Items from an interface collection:
BEGIN

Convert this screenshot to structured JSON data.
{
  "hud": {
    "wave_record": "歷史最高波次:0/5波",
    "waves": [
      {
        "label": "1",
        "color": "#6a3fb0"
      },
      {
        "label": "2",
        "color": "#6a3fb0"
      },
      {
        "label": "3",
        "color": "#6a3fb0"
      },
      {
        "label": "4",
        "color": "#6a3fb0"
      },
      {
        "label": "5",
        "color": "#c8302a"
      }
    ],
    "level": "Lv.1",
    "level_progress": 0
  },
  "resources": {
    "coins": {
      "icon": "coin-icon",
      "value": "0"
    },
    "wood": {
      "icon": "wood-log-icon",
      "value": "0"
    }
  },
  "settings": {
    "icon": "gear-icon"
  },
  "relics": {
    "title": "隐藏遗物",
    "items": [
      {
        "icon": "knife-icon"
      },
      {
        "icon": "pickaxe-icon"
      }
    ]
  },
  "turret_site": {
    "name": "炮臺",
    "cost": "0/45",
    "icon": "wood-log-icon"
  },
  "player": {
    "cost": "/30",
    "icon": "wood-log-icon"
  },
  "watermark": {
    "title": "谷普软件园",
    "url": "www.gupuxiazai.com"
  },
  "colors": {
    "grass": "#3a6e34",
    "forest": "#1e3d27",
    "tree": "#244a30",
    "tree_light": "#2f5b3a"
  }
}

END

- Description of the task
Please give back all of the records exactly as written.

- Reply to the task
Convert this screenshot to structured JSON data.
{
  "hud": {
    "wave_record": "歷史最高波次:0/5波",
    "waves": [
      {
        "label": "1",
        "color": "#6a3fb0"
      },
      {
        "label": "2",
        "color": "#6a3fb0"
      },
      {
        "label": "3",
        "color": "#6a3fb0"
      },
      {
        "label": "4",
        "color": "#6a3fb0"
      },
      {
        "label": "5",
        "color": "#c8302a"
      }
    ],
    "level": "Lv.1",
    "level_progress": 0
  },
  "resources": {
    "coins": {
      "icon": "coin-icon",
      "value": "0"
    },
    "wood": {
      "icon": "wood-log-icon",
      "value": "0"
    }
  },
  "settings": {
    "icon": "gear-icon"
  },
  "relics": {
    "title": "隐藏遗物",
    "items": [
      {
        "icon": "knife-icon"
      },
      {
        "icon": "pickaxe-icon"
      }
    ]
  },
  "turret_site": {
    "name": "炮臺",
    "cost": "0/45",
    "icon": "wood-log-icon"
  },
  "player": {
    "cost": "/30",
    "icon": "wood-log-icon"
  },
  "watermark": {
    "title": "谷普软件园",
    "url": "www.gupuxiazai.com"
  },
  "colors": {
    "grass": "#3a6e34",
    "forest": "#1e3d27",
    "tree": "#244a30",
    "tree_light": "#2f5b3a"
  }
}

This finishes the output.